It was with great anticipation – and a severe lack of anything better to do with my Sunday – that I patiently awaited the season three premiere of TNT’s alien apocalypse drama, Falling Skies.
During the past two summers, the Steven Spielberg-produced series has proved an entertaining, although often cheese ball, look at how a ragtag group of human survivors continue to stay alive on Earth after it has been taken over and decimated by creepy four-legged space creatures that make even Marilyn Manson look like beauty pageant fodder, albeit barely.
Per the season two finale, the 5th Mass (short for Massachusetts Militia Regiment) and their leader Tom Mason (Noah Wyle of ER fame) run into a whole new breed of alien just as the end credits roll. Sounds like a great cliffhanger, no? I thought the same thing until we the viewers have been informed that current events are taking place seven months after the finale. Actually, we are told roughly 84 times during the opening 15 minutes that everything is taking place over a half year into the future of the finale.
Making matters worse, not only do the writers suggest their audience just graduated Kindergarten, the fact that the characters keep constantly hitting each other over the head with the random timeline tidbit makes it seem like they all just woke up from a seven month alien induced coma.
To be fair, Falling Skies has never really been about subtleties. The X-Files or LOST it is not. Nevertheless, what the show lacks in elusiveness, it makes up for in action. As the series has progressed, the battle scenes have become longer and more intense. For a little sci-fi drama on TNT, the special effects and budget have been improving at a notable pace thanks to its growing popularity.
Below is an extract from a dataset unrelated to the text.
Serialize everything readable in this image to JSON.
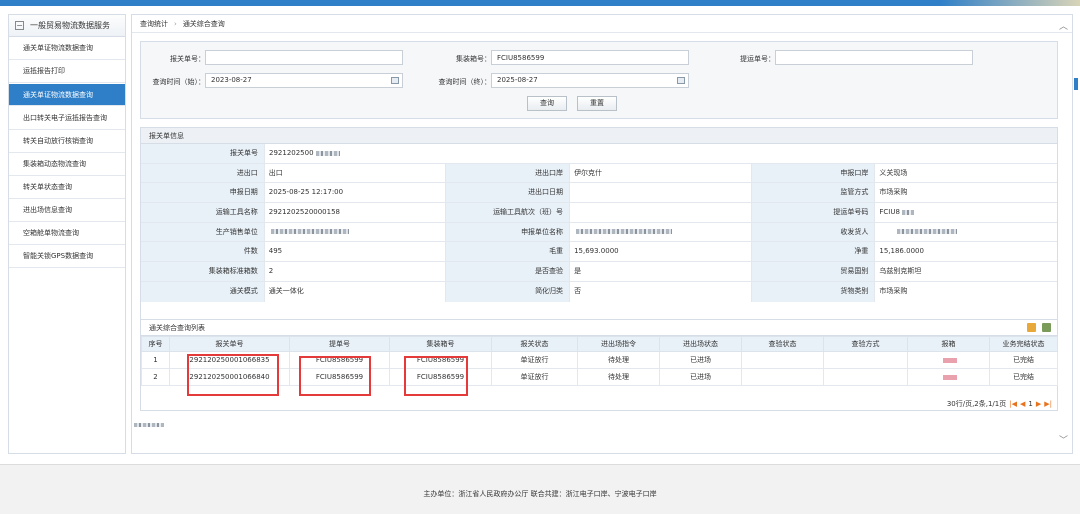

Through the (wait for it) seven month period off camera, much has happened in New Charleston, including the alliance with the Volm, the humanoid-like aliens mentioned above that were revealed in the season two finale, and the fact that Anne (Moon Bloodgood) has just popped out a fourth Mason offspring. This leads to one of the more intriguing new plot points, where it looks like daddy’s new little girl is developing at such a rapid pace that she may be old enough to pick up a glock and kick skitter tail by this season’s third episode. Of course the most pressing question remains, was Moon pregnant in real life during filming, or did she take in one too many Big Macs in the off-season?
One of the other few bright spots is the new cast addition of House’s Robert Sean Leonard who plays Roger Kadar, a mad scientist of sorts that keeps the lights from going out in New Charleston.
The other added element I enjoyed seeing was Mr. President, Tom Mason, and his backup ride in on horseback. It gave an old west style cowboys vs. aliens feel to the show that I enjoyed immensely. Like that’s a surprise?
Despite all of the above having taken place, we also find out there is a mole leaking 5th Mass plans to the Espheni (the newly discovered name of the evil space invaders from the first two seasons), who in turn now have shiny new sophisticated war machines that are lovingly referred to as Super-Mechs.
If that weren’t enough, President Tom’s oldest, Hal Mason (Drew Roy), still can’t walk, but somehow finds a way into the forest to have sex with his hot ex-turned-alien-leader Karen (Jessy Schram) who is able summon him without his knowing it. Of course, all of this is taking place while he sleeps with new girl, Sarah Carter. Who knew all it took was an alien apocalypse to get some action on a regular basis from not one, but two incredibly attractive women. Excuse me while I pray for an extra-terrestrial invasion. I kid – well mostly anyway.
Believe it or not, all of what I just mentioned isn’t even half of what’s now going on. I feel all of this helps to demonstrate that Falling Skies tries to pour on too much in too short of a time frame, which in turn creates an unnatural sentiment every time we are told it’s been seven months since the Volm landed.
The silver lining is that the time lapse approach advances the plot to an interesting point of the timeline, but inevitably it just forces everyone to play dumb for the sake of playing catchup. The other potential negative – in my honest and factual opinion – is that the missing time allows for the producers to deliver the dreaded flashback episodes.
Don’t take this all the wrong way though, I still plan on tuning in every week to get my fix. Notwithstanding a few of the negative observations above, I’m hopeful that we are now completely up-to-speed and in real-time with the story and that the events (and dialogue) will now have a more natural flow to them. That, and hopefully Hal can convince Maggie and Karen that caring is sharing… at the same time.
Falling Skies airs Sundays at 10/9pm CST on TNT.